The most important thing as we said is making sure if you're buying a business, making sure that you do your due diligence. Making sure you really spend time looking through the documents.
Jeff: For those business owners in the State of Florida that may be interested in seeking your counsel how can they reach you, Jamie?
Jamie: Great. We have a couple of different ways to reach us. The first way is we have a website called www.legalbrains.com. The easiest way to get us is to call **law in your phone. It's a number we bought. Basically all they have to do on their cellular phone, hit **law and ask to speak to me. There can't be an easier way to get in touch with us. But take a look at us on the Internet, you'll see the different cases that we've done. We're doing a lot of business litigation and we've been in the newspapers a lot so I'll think you'll be happy. And I love to help people out, it's what I do.

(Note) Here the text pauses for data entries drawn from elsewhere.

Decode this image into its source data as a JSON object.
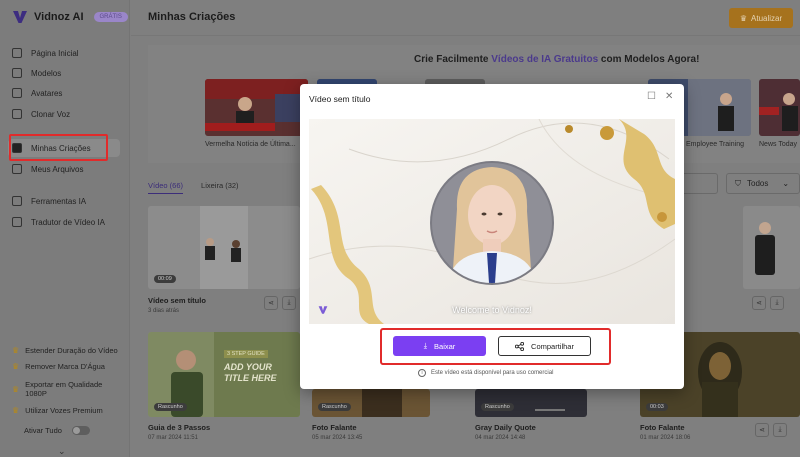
{
  "brand": {
    "name": "Vidnoz AI",
    "badge": "GRÁTIS"
  },
  "sidebar": {
    "items": [
      {
        "label": "Página Inicial",
        "icon": "home-icon"
      },
      {
        "label": "Modelos",
        "icon": "template-icon"
      },
      {
        "label": "Avatares",
        "icon": "avatar-icon"
      },
      {
        "label": "Clonar Voz",
        "icon": "voice-icon"
      },
      {
        "label": "Minhas Criações",
        "icon": "video-icon",
        "active": true
      },
      {
        "label": "Meus Arquivos",
        "icon": "cloud-icon"
      },
      {
        "label": "Ferramentas IA",
        "icon": "tools-icon"
      },
      {
        "label": "Tradutor de Vídeo IA",
        "icon": "translate-icon"
      }
    ],
    "promos": [
      "Estender Duração do Vídeo",
      "Remover Marca D'Água",
      "Exportar em Qualidade 1080P",
      "Utilizar Vozes Premium"
    ],
    "toggle_label": "Ativar Tudo",
    "expand_icon": "chevron-down-icon"
  },
  "header": {
    "title": "Minhas Criações",
    "upgrade_label": "Atualizar",
    "upgrade_icon": "crown-icon"
  },
  "banner": {
    "title_pre": "Crie Facilmente ",
    "title_accent": "Vídeos de IA Gratuitos",
    "title_post": " com Modelos Agora!",
    "thumbnails": [
      "Vermelha Notícia de Última...",
      "Employee Training",
      "News Today"
    ]
  },
  "tabs": [
    {
      "label": "Vídeo (66)",
      "active": true
    },
    {
      "label": "Lixeira (32)",
      "active": false
    }
  ],
  "filter": {
    "label": "Todos",
    "icon": "filter-icon"
  },
  "cards": [
    {
      "title": "Vídeo sem título",
      "date": "3 dias atrás",
      "duration": "00:09"
    },
    {
      "title": "Guia de 3 Passos",
      "date": "07 mar 2024 11:51",
      "tag": "Rascunho",
      "overlay_small": "3 STEP GUIDE",
      "overlay_big": "ADD YOUR TITLE HERE"
    },
    {
      "title": "Foto Falante",
      "date": "05 mar 2024 13:45",
      "tag": "Rascunho"
    },
    {
      "title": "Gray Daily Quote",
      "date": "04 mar 2024 14:48",
      "tag": "Rascunho"
    },
    {
      "title": "Foto Falante",
      "date": "01 mar 2024 18:06",
      "duration": "00:03"
    }
  ],
  "modal": {
    "title": "Vídeo sem título",
    "watermark": "Welcome to Vidnoz!",
    "download_label": "Baixar",
    "share_label": "Compartilhar",
    "note": "Este vídeo está disponível para uso comercial",
    "highlight_color": "#e12b2b",
    "accent_color": "#7b3ff2"
  }
}
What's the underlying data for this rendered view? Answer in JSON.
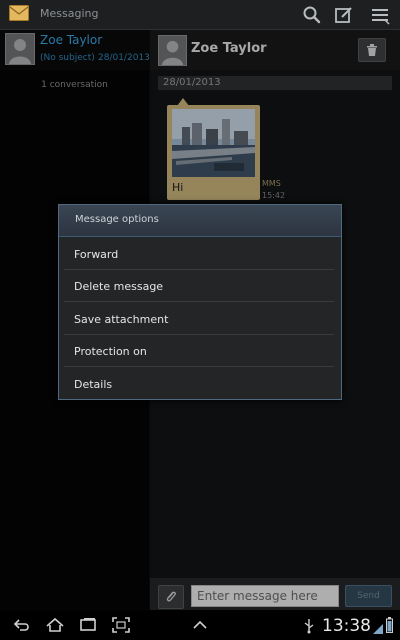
{
  "actionbar": {
    "title": "Messaging",
    "icons": [
      "envelope-icon",
      "search-icon",
      "compose-icon",
      "menu-icon"
    ]
  },
  "conversation_list": {
    "items": [
      {
        "name": "Zoe Taylor",
        "subject": "(No subject)",
        "date": "28/01/2013"
      }
    ],
    "count_label": "1 conversation"
  },
  "thread": {
    "contact_name": "Zoe Taylor",
    "date_divider": "28/01/2013",
    "message": {
      "text": "Hi",
      "type": "MMS",
      "time": "15:42"
    }
  },
  "compose": {
    "placeholder": "Enter message here",
    "value": "",
    "send_label": "Send"
  },
  "dialog": {
    "title": "Message options",
    "items": [
      {
        "label": "Forward"
      },
      {
        "label": "Delete message"
      },
      {
        "label": "Save attachment"
      },
      {
        "label": "Protection on"
      },
      {
        "label": "Details"
      }
    ]
  },
  "systembar": {
    "time": "13:38",
    "icons": [
      "back-icon",
      "home-icon",
      "recent-apps-icon",
      "screenshot-icon",
      "up-arrow-icon",
      "usb-icon",
      "signal-icon",
      "battery-icon"
    ]
  },
  "colors": {
    "accent_blue": "#3aa2de",
    "bubble": "#c8b27a",
    "dialog_border": "#4f6a80"
  }
}
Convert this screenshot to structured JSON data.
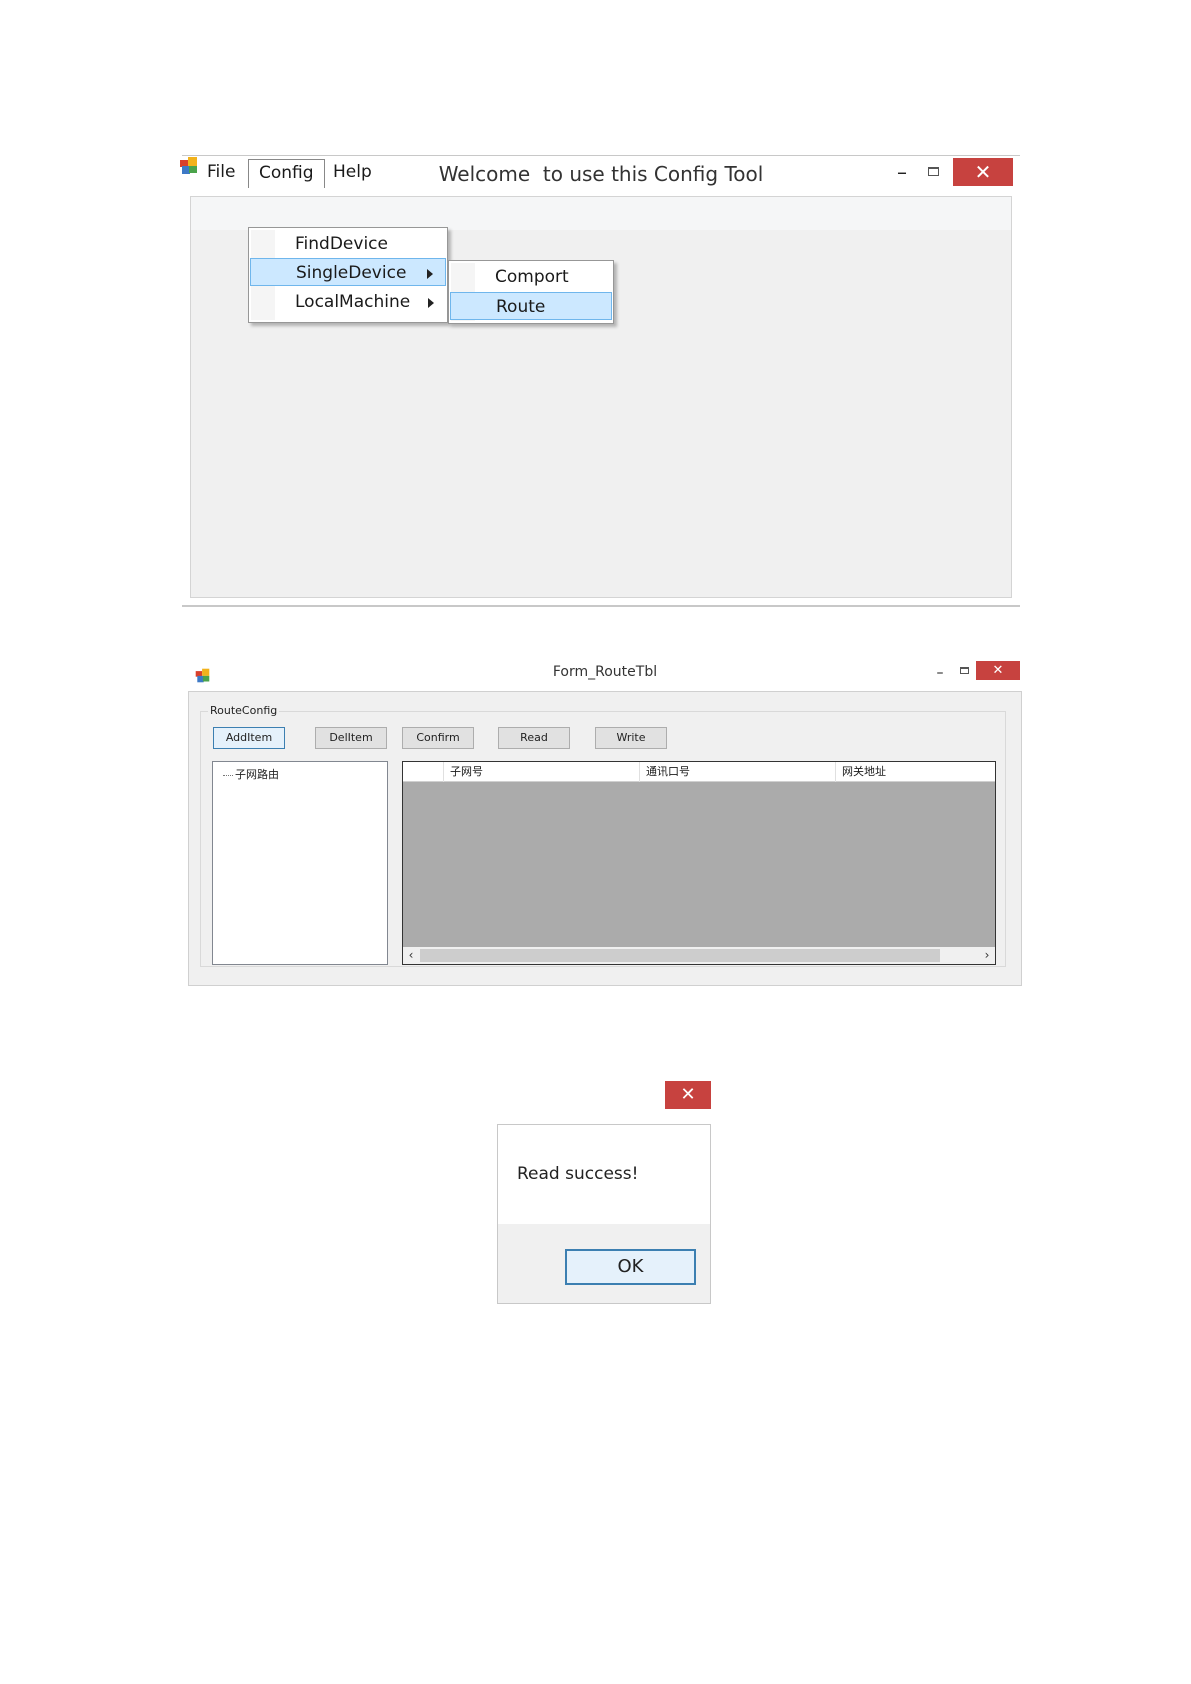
{
  "main_window": {
    "title": "Welcome  to use this Config Tool",
    "controls": {
      "minimize": "–",
      "close": "✕"
    },
    "menubar": {
      "file": "File",
      "config": "Config",
      "help": "Help"
    },
    "config_menu": [
      "FindDevice",
      "SingleDevice",
      "LocalMachine"
    ],
    "singledevice_submenu": [
      "Comport",
      "Route"
    ]
  },
  "route_window": {
    "title": "Form_RouteTbl",
    "controls": {
      "minimize": "–",
      "close": "✕"
    },
    "groupbox_label": "RouteConfig",
    "buttons": {
      "add": "AddItem",
      "del": "DelItem",
      "confirm": "Confirm",
      "read": "Read",
      "write": "Write"
    },
    "tree_node": "子网路由",
    "grid_columns": [
      "",
      "子网号",
      "通讯口号",
      "网关地址"
    ],
    "scroll": {
      "left": "‹",
      "right": "›"
    }
  },
  "dialog": {
    "close": "✕",
    "message": "Read success!",
    "ok": "OK"
  }
}
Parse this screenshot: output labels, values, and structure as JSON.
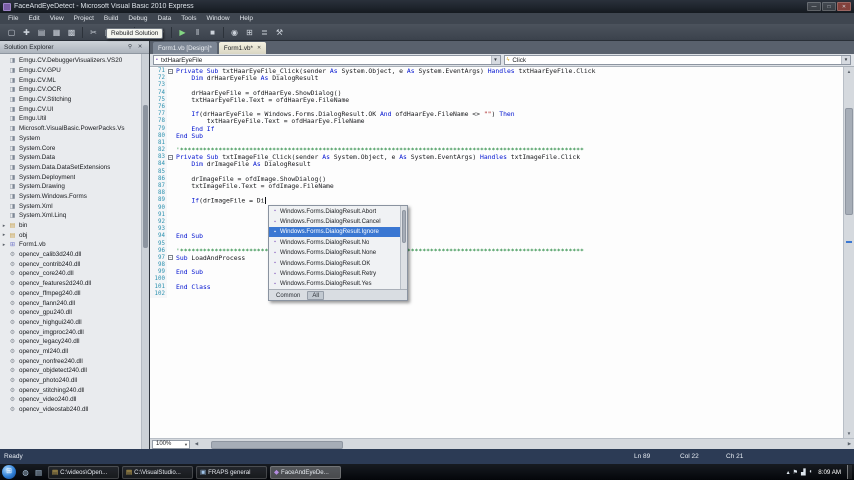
{
  "window": {
    "title": "FaceAndEyeDetect - Microsoft Visual Basic 2010 Express",
    "controls": {
      "minimize": "—",
      "maximize": "□",
      "close": "✕"
    }
  },
  "menu": {
    "items": [
      "File",
      "Edit",
      "View",
      "Project",
      "Build",
      "Debug",
      "Data",
      "Tools",
      "Window",
      "Help"
    ]
  },
  "toolbar": {
    "tooltip": "Rebuild Solution",
    "icons": [
      {
        "name": "new-project-icon",
        "glyph": "▢"
      },
      {
        "name": "add-item-icon",
        "glyph": "✚"
      },
      {
        "name": "open-file-icon",
        "glyph": "▤"
      },
      {
        "name": "save-icon",
        "glyph": "▦"
      },
      {
        "name": "save-all-icon",
        "glyph": "▩"
      },
      {
        "sep": true
      },
      {
        "name": "cut-icon",
        "glyph": "✂"
      },
      {
        "name": "copy-icon",
        "glyph": "▣"
      },
      {
        "name": "paste-icon",
        "glyph": "▥"
      },
      {
        "sep": true
      },
      {
        "name": "undo-icon",
        "glyph": "↶"
      },
      {
        "name": "redo-icon",
        "glyph": "↷"
      },
      {
        "sep": true
      },
      {
        "name": "start-debug-icon",
        "glyph": "▶",
        "color": "#83d683"
      },
      {
        "name": "break-all-icon",
        "glyph": "‖"
      },
      {
        "name": "stop-debug-icon",
        "glyph": "■"
      },
      {
        "sep": true
      },
      {
        "name": "find-icon",
        "glyph": "◉"
      },
      {
        "name": "solution-explorer-icon",
        "glyph": "⊞"
      },
      {
        "name": "properties-window-icon",
        "glyph": "≣"
      },
      {
        "name": "toolbox-icon",
        "glyph": "⚒"
      }
    ]
  },
  "solution_explorer": {
    "title": "Solution Explorer",
    "items": [
      {
        "label": "Emgu.CV.DebuggerVisualizers.VS20",
        "type": "reference"
      },
      {
        "label": "Emgu.CV.GPU",
        "type": "reference"
      },
      {
        "label": "Emgu.CV.ML",
        "type": "reference"
      },
      {
        "label": "Emgu.CV.OCR",
        "type": "reference"
      },
      {
        "label": "Emgu.CV.Stitching",
        "type": "reference"
      },
      {
        "label": "Emgu.CV.UI",
        "type": "reference"
      },
      {
        "label": "Emgu.Util",
        "type": "reference"
      },
      {
        "label": "Microsoft.VisualBasic.PowerPacks.Vs",
        "type": "reference"
      },
      {
        "label": "System",
        "type": "reference"
      },
      {
        "label": "System.Core",
        "type": "reference"
      },
      {
        "label": "System.Data",
        "type": "reference"
      },
      {
        "label": "System.Data.DataSetExtensions",
        "type": "reference"
      },
      {
        "label": "System.Deployment",
        "type": "reference"
      },
      {
        "label": "System.Drawing",
        "type": "reference"
      },
      {
        "label": "System.Windows.Forms",
        "type": "reference"
      },
      {
        "label": "System.Xml",
        "type": "reference"
      },
      {
        "label": "System.Xml.Linq",
        "type": "reference"
      },
      {
        "label": "bin",
        "type": "folder",
        "arrow": true
      },
      {
        "label": "obj",
        "type": "folder",
        "arrow": true
      },
      {
        "label": "Form1.vb",
        "type": "form",
        "arrow": true
      },
      {
        "label": "opencv_calib3d240.dll",
        "type": "dll"
      },
      {
        "label": "opencv_contrib240.dll",
        "type": "dll"
      },
      {
        "label": "opencv_core240.dll",
        "type": "dll"
      },
      {
        "label": "opencv_features2d240.dll",
        "type": "dll"
      },
      {
        "label": "opencv_ffmpeg240.dll",
        "type": "dll"
      },
      {
        "label": "opencv_flann240.dll",
        "type": "dll"
      },
      {
        "label": "opencv_gpu240.dll",
        "type": "dll"
      },
      {
        "label": "opencv_highgui240.dll",
        "type": "dll"
      },
      {
        "label": "opencv_imgproc240.dll",
        "type": "dll"
      },
      {
        "label": "opencv_legacy240.dll",
        "type": "dll"
      },
      {
        "label": "opencv_ml240.dll",
        "type": "dll"
      },
      {
        "label": "opencv_nonfree240.dll",
        "type": "dll"
      },
      {
        "label": "opencv_objdetect240.dll",
        "type": "dll"
      },
      {
        "label": "opencv_photo240.dll",
        "type": "dll"
      },
      {
        "label": "opencv_stitching240.dll",
        "type": "dll"
      },
      {
        "label": "opencv_video240.dll",
        "type": "dll"
      },
      {
        "label": "opencv_videostab240.dll",
        "type": "dll"
      }
    ]
  },
  "editor": {
    "tabs": [
      {
        "label": "Form1.vb [Design]*",
        "active": false
      },
      {
        "label": "Form1.vb*",
        "active": true
      }
    ],
    "nav": {
      "object": "txtHaarEyeFile",
      "event": "Click"
    },
    "zoom": "100%",
    "lines": [
      {
        "n": 71,
        "t": "Private Sub txtHaarEyeFile_Click(sender As System.Object, e As System.EventArgs) Handles txtHaarEyeFile.Click",
        "fold": true
      },
      {
        "n": 72,
        "t": "    Dim drHaarEyeFile As DialogResult"
      },
      {
        "n": 73,
        "t": ""
      },
      {
        "n": 74,
        "t": "    drHaarEyeFile = ofdHaarEye.ShowDialog()"
      },
      {
        "n": 75,
        "t": "    txtHaarEyeFile.Text = ofdHaarEye.FileName"
      },
      {
        "n": 76,
        "t": ""
      },
      {
        "n": 77,
        "t": "    If(drHaarEyeFile = Windows.Forms.DialogResult.OK And ofdHaarEye.FileName <> \"\") Then"
      },
      {
        "n": 78,
        "t": "        txtHaarEyeFile.Text = ofdHaarEye.FileName"
      },
      {
        "n": 79,
        "t": "    End If"
      },
      {
        "n": 80,
        "t": "End Sub"
      },
      {
        "n": 81,
        "t": ""
      },
      {
        "n": 82,
        "t": "'*********************************************************************************************************"
      },
      {
        "n": 83,
        "t": "Private Sub txtImageFile_Click(sender As System.Object, e As System.EventArgs) Handles txtImageFile.Click",
        "fold": true
      },
      {
        "n": 84,
        "t": "    Dim drImageFile As DialogResult"
      },
      {
        "n": 85,
        "t": ""
      },
      {
        "n": 86,
        "t": "    drImageFile = ofdImage.ShowDialog()"
      },
      {
        "n": 87,
        "t": "    txtImageFile.Text = ofdImage.FileName"
      },
      {
        "n": 88,
        "t": ""
      },
      {
        "n": 89,
        "t": "    If(drImageFile = Di",
        "caret": true
      },
      {
        "n": 90,
        "t": ""
      },
      {
        "n": 91,
        "t": ""
      },
      {
        "n": 92,
        "t": ""
      },
      {
        "n": 93,
        "t": ""
      },
      {
        "n": 94,
        "t": "End Sub"
      },
      {
        "n": 95,
        "t": ""
      },
      {
        "n": 96,
        "t": "'*********************************************************************************************************"
      },
      {
        "n": 97,
        "t": "Sub LoadAndProcess",
        "fold": true
      },
      {
        "n": 98,
        "t": ""
      },
      {
        "n": 99,
        "t": "End Sub"
      },
      {
        "n": 100,
        "t": ""
      },
      {
        "n": 101,
        "t": "End Class"
      },
      {
        "n": 102,
        "t": ""
      }
    ]
  },
  "intellisense": {
    "items": [
      {
        "label": "Windows.Forms.DialogResult.Abort"
      },
      {
        "label": "Windows.Forms.DialogResult.Cancel"
      },
      {
        "label": "Windows.Forms.DialogResult.Ignore",
        "selected": true
      },
      {
        "label": "Windows.Forms.DialogResult.No"
      },
      {
        "label": "Windows.Forms.DialogResult.None"
      },
      {
        "label": "Windows.Forms.DialogResult.OK"
      },
      {
        "label": "Windows.Forms.DialogResult.Retry"
      },
      {
        "label": "Windows.Forms.DialogResult.Yes"
      }
    ],
    "tabs": [
      "Common",
      "All"
    ],
    "active_tab": "All"
  },
  "status": {
    "ready": "Ready",
    "ln": "Ln 89",
    "col": "Col 22",
    "ch": "Ch 21"
  },
  "taskbar": {
    "pinned": [
      {
        "name": "pinned-app-icon-1",
        "glyph": "◍"
      },
      {
        "name": "pinned-app-icon-2",
        "glyph": "▤"
      }
    ],
    "tasks": [
      {
        "label": "C:\\videos\\Open...",
        "glyph": "▤",
        "color": "#e8c35a",
        "active": false
      },
      {
        "label": "C:\\VisualStudio...",
        "glyph": "▤",
        "color": "#e8c35a",
        "active": false
      },
      {
        "label": "FRAPS general",
        "glyph": "▣",
        "color": "#9fc3e8",
        "active": false
      },
      {
        "label": "FaceAndEyeDe...",
        "glyph": "◆",
        "color": "#b48ce0",
        "active": true
      }
    ],
    "tray_icons": [
      {
        "name": "hidden-icons-icon",
        "glyph": "▴"
      },
      {
        "name": "action-center-icon",
        "glyph": "⚑"
      },
      {
        "name": "network-icon",
        "glyph": "▟"
      },
      {
        "name": "volume-icon",
        "glyph": "◖"
      }
    ],
    "clock": "8:09 AM"
  },
  "colors": {
    "accent_blue": "#3a77d2",
    "keyword": "#0012d0",
    "comment": "#0a7a28",
    "line_number": "#2b91af",
    "status_bg": "#2c3b55"
  }
}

Jeff: Jamie Sasson, we appreciate your participation on the conversation today on Deal Talk and hopefully we can have you back on again real soon.
Jamie: Yeah, I love that. It was fun. I like talking about this stuff.
Jeff: Thank you. That's Jamie Sasson, business attorney and managing partner at the Ticktin Law Group in Florida. He's been our guest today.
If you're a professional who normally consults with small business owners, a serial entrepreneur who owns multiple successful businesses, or a small business owner who has sold a business and you'd like to share your experience with our listeners, we'd like to hear from you. Just simply give us a call at Deal Talk at 888-693-7834. Deal Talk is presented by Morgan & Westfield, a nationwide leader in business sales and appraisals. If you're thinking about selling a business or buying one visit morganandestfield.com. I'm Jeff Allen for Deal Talk, thanks again for listening. We’ll look forward to talking to you again soon.